Web page and app entries
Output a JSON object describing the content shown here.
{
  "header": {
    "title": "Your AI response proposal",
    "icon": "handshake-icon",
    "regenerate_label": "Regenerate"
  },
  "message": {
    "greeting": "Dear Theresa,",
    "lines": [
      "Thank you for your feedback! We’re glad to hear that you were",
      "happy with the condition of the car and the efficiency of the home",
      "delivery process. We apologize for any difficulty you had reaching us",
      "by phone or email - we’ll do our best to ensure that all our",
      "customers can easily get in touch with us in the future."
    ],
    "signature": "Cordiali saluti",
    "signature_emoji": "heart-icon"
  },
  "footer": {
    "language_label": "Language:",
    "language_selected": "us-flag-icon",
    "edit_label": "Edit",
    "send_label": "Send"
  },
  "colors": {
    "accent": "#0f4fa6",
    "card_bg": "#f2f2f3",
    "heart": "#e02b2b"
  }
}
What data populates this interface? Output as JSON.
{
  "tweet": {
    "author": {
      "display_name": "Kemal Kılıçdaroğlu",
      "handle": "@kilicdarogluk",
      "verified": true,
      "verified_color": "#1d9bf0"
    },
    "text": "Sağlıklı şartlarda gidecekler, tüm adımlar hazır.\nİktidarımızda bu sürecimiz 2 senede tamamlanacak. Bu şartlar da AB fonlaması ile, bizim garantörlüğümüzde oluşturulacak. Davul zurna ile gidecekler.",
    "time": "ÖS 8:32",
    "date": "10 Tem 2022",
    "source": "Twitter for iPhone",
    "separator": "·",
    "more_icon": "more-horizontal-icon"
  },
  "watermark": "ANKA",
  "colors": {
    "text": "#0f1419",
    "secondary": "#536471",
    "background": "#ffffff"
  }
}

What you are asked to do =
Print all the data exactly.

Problem solution =
Output a JSON object describing the content shown here.
{
  "header": {
    "title": "Your AI response proposal",
    "icon": "handshake-icon",
    "regenerate_label": "Regenerate"
  },
  "message": {
    "greeting": "Dear Theresa,",
    "lines": [
      "Thank you for your feedback! We’re glad to hear that you were",
      "happy with the condition of the car and the efficiency of the home",
      "delivery process. We apologize for any difficulty you had reaching us",
      "by phone or email - we’ll do our best to ensure that all our",
      "customers can easily get in touch with us in the future."
    ],
    "signature": "Cordiali saluti",
    "signature_emoji": "heart-icon"
  },
  "footer": {
    "language_label": "Language:",
    "language_selected": "us-flag-icon",
    "edit_label": "Edit",
    "send_label": "Send"
  },
  "colors": {
    "accent": "#0f4fa6",
    "card_bg": "#f2f2f3",
    "heart": "#e02b2b"
  }
}
What data populates this interface? Output as JSON.
{
  "tweet": {
    "author": {
      "display_name": "Kemal Kılıçdaroğlu",
      "handle": "@kilicdarogluk",
      "verified": true,
      "verified_color": "#1d9bf0"
    },
    "text": "Sağlıklı şartlarda gidecekler, tüm adımlar hazır.\nİktidarımızda bu sürecimiz 2 senede tamamlanacak. Bu şartlar da AB fonlaması ile, bizim garantörlüğümüzde oluşturulacak. Davul zurna ile gidecekler.",
    "time": "ÖS 8:32",
    "date": "10 Tem 2022",
    "source": "Twitter for iPhone",
    "separator": "·",
    "more_icon": "more-horizontal-icon"
  },
  "watermark": "ANKA",
  "colors": {
    "text": "#0f1419",
    "secondary": "#536471",
    "background": "#ffffff"
  }
}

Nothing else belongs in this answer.